ACTION ITEM: Show each line of the data below in which "总扇区数" occurs.

-- INFORMATION SUPPLIED follows --

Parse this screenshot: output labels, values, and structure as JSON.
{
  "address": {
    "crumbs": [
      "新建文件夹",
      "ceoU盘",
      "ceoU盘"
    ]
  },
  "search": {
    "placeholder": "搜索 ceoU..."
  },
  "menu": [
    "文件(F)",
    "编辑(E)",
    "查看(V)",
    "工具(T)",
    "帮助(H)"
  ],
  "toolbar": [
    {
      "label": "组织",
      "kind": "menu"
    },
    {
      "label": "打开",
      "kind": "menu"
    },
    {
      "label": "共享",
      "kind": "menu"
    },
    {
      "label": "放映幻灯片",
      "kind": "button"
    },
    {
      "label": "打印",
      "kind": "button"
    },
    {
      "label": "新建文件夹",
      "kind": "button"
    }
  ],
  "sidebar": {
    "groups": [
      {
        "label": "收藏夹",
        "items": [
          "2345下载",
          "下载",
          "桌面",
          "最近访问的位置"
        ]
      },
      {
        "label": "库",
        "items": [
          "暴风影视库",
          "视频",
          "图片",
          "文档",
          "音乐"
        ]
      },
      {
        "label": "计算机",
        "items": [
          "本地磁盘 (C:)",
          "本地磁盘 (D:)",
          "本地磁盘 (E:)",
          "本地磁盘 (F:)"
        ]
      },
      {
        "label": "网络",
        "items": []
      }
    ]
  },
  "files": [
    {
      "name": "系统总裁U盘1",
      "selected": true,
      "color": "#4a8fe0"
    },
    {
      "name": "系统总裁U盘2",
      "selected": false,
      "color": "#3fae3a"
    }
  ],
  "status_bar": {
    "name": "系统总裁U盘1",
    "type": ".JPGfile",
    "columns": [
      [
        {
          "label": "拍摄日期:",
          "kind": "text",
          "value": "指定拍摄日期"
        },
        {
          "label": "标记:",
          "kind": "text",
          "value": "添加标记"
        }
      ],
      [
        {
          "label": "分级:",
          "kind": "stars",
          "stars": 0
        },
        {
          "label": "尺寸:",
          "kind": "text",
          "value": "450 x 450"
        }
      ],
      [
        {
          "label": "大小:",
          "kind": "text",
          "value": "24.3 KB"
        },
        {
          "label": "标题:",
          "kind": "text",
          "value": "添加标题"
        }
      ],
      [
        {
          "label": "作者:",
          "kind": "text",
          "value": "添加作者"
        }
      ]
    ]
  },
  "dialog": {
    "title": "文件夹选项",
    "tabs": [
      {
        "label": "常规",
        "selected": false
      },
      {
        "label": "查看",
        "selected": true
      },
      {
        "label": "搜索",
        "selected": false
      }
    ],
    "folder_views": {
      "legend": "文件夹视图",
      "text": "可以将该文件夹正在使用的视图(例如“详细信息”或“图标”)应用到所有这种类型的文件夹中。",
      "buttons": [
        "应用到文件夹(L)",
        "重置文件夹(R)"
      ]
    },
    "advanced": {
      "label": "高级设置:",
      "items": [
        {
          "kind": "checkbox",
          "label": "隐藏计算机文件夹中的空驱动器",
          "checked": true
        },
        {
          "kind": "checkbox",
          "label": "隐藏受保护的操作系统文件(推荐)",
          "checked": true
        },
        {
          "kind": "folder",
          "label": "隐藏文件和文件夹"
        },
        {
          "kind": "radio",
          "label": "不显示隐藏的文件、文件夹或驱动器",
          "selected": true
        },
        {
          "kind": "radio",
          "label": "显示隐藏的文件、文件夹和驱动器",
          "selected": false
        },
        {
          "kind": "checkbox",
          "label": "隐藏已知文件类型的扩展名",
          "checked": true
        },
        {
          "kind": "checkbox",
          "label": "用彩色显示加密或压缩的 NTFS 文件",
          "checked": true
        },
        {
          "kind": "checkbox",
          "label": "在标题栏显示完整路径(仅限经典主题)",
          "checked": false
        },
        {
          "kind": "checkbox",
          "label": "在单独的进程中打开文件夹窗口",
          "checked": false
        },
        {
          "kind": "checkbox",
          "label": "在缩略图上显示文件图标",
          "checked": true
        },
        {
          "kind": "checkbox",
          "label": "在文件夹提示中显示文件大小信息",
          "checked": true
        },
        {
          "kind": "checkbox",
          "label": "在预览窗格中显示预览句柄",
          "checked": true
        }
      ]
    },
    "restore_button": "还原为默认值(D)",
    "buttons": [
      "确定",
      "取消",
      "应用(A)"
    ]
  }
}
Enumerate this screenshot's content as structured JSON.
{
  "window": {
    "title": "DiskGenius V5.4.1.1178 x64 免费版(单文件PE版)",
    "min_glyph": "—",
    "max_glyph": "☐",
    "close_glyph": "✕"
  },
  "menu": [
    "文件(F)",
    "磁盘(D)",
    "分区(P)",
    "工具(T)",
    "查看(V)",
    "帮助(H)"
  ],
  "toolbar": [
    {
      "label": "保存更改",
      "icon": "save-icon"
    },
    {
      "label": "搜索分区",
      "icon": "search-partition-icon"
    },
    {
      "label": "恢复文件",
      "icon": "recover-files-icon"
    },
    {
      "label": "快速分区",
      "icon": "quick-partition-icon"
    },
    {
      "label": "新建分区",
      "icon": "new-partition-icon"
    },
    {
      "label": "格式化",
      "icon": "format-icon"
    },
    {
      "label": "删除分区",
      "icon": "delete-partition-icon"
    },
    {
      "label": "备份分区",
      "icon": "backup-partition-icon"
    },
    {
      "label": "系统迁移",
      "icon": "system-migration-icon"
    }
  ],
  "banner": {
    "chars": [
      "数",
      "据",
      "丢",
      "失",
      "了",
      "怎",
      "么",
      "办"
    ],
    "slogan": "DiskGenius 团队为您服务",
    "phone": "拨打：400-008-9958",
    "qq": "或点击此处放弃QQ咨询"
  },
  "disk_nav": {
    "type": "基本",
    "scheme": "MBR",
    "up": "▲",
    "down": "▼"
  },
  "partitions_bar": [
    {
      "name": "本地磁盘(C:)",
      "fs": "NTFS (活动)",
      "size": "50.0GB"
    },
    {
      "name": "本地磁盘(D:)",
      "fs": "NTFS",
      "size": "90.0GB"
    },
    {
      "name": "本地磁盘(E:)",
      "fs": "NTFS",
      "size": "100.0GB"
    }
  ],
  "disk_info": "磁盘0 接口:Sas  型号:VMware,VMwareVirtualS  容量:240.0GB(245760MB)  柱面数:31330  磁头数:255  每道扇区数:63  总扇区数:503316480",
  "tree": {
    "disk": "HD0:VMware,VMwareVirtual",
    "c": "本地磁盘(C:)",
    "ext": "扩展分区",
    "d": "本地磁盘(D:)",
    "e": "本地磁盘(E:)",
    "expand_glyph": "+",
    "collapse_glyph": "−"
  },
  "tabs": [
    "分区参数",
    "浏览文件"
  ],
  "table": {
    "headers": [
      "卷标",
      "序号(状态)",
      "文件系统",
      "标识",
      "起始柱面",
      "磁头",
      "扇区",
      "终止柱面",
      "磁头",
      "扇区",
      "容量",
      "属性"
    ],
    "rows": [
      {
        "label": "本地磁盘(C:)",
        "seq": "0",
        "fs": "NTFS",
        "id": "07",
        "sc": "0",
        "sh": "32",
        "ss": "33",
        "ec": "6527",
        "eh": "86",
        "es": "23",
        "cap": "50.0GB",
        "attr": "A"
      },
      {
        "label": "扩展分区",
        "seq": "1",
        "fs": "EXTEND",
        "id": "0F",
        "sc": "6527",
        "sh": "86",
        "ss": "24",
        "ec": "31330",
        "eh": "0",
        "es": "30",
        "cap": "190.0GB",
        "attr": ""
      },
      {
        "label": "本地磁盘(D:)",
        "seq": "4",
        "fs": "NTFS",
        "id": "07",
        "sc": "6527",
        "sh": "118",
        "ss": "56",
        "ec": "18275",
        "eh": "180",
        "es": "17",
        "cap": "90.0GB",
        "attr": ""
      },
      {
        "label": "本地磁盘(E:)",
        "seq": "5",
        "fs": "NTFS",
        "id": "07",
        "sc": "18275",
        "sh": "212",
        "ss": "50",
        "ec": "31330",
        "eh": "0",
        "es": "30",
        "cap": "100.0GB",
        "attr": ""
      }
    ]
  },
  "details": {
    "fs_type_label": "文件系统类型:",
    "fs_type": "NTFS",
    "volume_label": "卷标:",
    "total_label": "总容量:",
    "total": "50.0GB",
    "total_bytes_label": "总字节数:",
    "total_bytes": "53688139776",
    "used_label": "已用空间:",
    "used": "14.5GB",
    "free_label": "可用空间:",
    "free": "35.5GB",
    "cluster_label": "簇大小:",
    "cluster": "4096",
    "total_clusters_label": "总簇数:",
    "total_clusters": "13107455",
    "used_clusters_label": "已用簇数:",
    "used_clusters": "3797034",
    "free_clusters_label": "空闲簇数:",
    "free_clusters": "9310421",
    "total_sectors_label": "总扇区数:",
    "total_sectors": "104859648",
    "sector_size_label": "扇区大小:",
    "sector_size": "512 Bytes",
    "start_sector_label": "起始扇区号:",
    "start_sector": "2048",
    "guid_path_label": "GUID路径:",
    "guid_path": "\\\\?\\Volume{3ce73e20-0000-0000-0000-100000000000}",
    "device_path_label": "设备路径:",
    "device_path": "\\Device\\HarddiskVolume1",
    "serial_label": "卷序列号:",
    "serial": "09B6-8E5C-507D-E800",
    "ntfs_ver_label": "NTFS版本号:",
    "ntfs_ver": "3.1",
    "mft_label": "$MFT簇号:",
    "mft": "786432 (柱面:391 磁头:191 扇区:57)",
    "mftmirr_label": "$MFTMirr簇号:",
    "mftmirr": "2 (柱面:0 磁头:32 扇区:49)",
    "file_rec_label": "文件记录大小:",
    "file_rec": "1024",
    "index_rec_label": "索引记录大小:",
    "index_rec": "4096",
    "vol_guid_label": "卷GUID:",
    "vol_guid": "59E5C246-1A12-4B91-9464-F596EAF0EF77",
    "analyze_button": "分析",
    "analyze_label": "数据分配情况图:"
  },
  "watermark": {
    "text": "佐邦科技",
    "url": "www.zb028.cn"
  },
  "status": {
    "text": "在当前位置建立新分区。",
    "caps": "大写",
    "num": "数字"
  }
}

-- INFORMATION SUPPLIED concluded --

OUTPUT OF THE TASK:
  "disk_info": "磁盘0 接口:Sas  型号:VMware,VMwareVirtualS  容量:240.0GB(245760MB)  柱面数:31330  磁头数:255  每道扇区数:63  总扇区数:503316480",
    "total_sectors_label": "总扇区数:",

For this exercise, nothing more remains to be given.